History – Police Interviews
It is believed that police cautions were first used in the early 1800s. By the 1920s, police began to give drivers written warnings for motoring offences. The Home Office, in 1928, published statistics on cautions.  From 1995 cautions were recorded on the Police National Computer (PNC), and it was recommended that cautions should be retained for 5 years, though each police force could follow its own guidelines.  The Criminal Justice Act 2003 introduced the concept of statutory Conditional Cautions. In 2008 a Home Office circular made clear suspects must receive a written explanation of the implications before accepting a caution, to meet the informed consent obligation, and provided a new form to be signed by the offender which explained in considerable detail the consequences. 
TV/Movie Police Cautions
It’s a serious situation when an individual is being cautioned, as they are most likely getting arrested and charged with a crime. However, the process is not always dramatic or exciting, so when TV series and movies are made, everything tends to be a bit more over the top Remember these:
“Book’em, Danno” – Hawaii 5-0
“Get your trousers on – you’re nicked!” – The Sweeney
Do you remember any catchphrases of TV/movie cops? Let us know in the comments section below.
Police Caution in Interview
You do not have to say anything. But it may harm your defence, if you do not mention when questioned something which you later rely on in court. Anything you do say may be given in evidence.
This version of the police caution has been used from the inception of the Police and Criminal Evidence (PACE) Act 1984.
The caution prior to that was “you do not have to say anything unless you wish to do so, but what you say may be given in evidence.”
Around the world, police cautions differ in language but follow the same format.
In the US, it is called Miranda warning, but also known as Miranda rights and is a right to silence. 
You have the right to remain silent and refuse to answer questions. Anything you say may be used against you in a court of law. You have the right to consult an attorney before speaking to the police and to have an attorney present during questioning now or in the future. If you cannot afford an attorney, one will be appointed for you before any questioning if you wish. If you decide to answer questions now without an attorney present, you will still have the right to stop answering at any time until you talk to an attorney. Knowing and understanding your rights as I have explained them to you, are you willing to answer my questions without an attorney present?
In Australia, the caution differs slightly from state to state:

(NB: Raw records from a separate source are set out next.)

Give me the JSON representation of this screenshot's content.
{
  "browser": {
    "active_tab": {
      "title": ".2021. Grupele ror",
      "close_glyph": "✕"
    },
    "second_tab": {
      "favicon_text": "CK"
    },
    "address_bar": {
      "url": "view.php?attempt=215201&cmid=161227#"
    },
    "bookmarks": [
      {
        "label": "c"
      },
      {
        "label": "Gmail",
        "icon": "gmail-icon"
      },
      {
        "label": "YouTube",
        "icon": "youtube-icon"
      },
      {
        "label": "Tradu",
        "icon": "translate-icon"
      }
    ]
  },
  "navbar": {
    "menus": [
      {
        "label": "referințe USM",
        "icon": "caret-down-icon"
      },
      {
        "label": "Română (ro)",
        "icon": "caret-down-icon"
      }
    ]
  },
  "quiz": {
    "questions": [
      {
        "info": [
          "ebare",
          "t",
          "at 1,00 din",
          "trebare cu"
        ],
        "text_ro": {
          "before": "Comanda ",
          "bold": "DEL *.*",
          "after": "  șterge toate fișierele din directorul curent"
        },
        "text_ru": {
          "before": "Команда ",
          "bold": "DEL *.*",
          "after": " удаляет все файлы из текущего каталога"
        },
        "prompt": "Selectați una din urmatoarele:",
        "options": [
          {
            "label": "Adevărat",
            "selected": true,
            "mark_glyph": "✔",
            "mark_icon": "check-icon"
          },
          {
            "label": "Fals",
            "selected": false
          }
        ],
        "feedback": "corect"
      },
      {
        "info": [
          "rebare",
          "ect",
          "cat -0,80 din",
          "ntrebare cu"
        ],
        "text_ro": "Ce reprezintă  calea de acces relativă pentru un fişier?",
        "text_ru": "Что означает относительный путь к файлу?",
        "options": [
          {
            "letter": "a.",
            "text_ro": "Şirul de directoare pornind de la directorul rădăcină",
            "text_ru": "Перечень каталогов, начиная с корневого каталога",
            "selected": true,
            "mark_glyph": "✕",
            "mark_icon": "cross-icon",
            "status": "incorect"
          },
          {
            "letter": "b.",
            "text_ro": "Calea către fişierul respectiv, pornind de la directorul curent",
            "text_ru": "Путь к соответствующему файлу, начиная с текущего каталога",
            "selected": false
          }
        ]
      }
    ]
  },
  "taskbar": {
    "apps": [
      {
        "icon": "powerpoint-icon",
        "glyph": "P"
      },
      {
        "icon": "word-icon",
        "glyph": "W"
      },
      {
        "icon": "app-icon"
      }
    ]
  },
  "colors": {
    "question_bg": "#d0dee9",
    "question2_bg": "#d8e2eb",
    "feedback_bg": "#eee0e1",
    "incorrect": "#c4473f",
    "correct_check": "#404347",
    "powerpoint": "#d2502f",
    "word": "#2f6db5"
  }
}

New South Wales – You are not obliged to say or do anything unless you wish to do so, but whatever you say or do may be used in evidence. Do you understand?
Queensland – Before I ask you any questions I must tell you that you have the right to remain silent. This means you do not have to say anything, answer any question or make any statement unless you wish to do so. However, if you do say something or make a statement, it may later be used as evidence. Do you understand?
In New Zealand, the caution follows the same lines:
You have the right to remain silent. You do not have to make any statement. Anything you say will be recorded and may be given in evidence in court. You have the right to speak with a lawyer without delay and in private before deciding to answer any questions. Police have a list of lawyers you may speak to for free.
These examples of police cautions were taken from Wikipedia – click here for more examples from around the world.
In 1984, the Police and Criminal Evidence (PACE) Act came into being, with the purpose of regulating police powers and protecting pubic rights.
Additional codes of practice have been published and updated since 1984 to provide specific guidance around :
- Code C from May 2014 – Requirements for the detention, treatment and questioning of suspects not related to terrorism in police custody.
- Code E, first published in January 2016 – Audio recording of interviews with suspects in the police station.
Code C lays out when cautions should be given, the terms of the caution as well as specifics around the cautioning of juveniles and the mentally vulnerable. It also gives guidance on general interviews, those in police stations and interviews of juveniles and the mentally vulnerable.
Code E explains how audio recordings should be conducted at each stage of the interview.
Evidence and Its Uses
Evidence that has been recorded enables the prosecutor to make a decision informed by what was said at interview. It is also entered as an exhibit to the officer’s statement, and may be used in the same way as physical evidence. Should the recording be entered and accepted into evidence, it will be used for the conduct of the case, when it has been accepted by the defence. There is no requirement to prepare a record of the interview if the person who was questioned about and/or charged with an offence nor when the person stays silent or only says ‘no comment’ throughout the interview.
Transcription of Evidence
If the recorded interview is accepted as evidence, it can be played or transcribed. Should there be a need for the interview to be transcribed, there are guidelines that should be followed, outlined in PACE Code E Note 5A. 
5A Any written record of an audibly recorded interview should be made in accordance with national guidelines approved by the Secretary of State, and with regard to the advice contained in the Manual of Guidance for the preparation, processing and submission of prosecution files.
Fingertips Typing Services can transcribe your police interviews. Written by: Debbie Rowe, Transcriber for Fingertips Typing Services. Visit Fingertips Typing Services. Resources: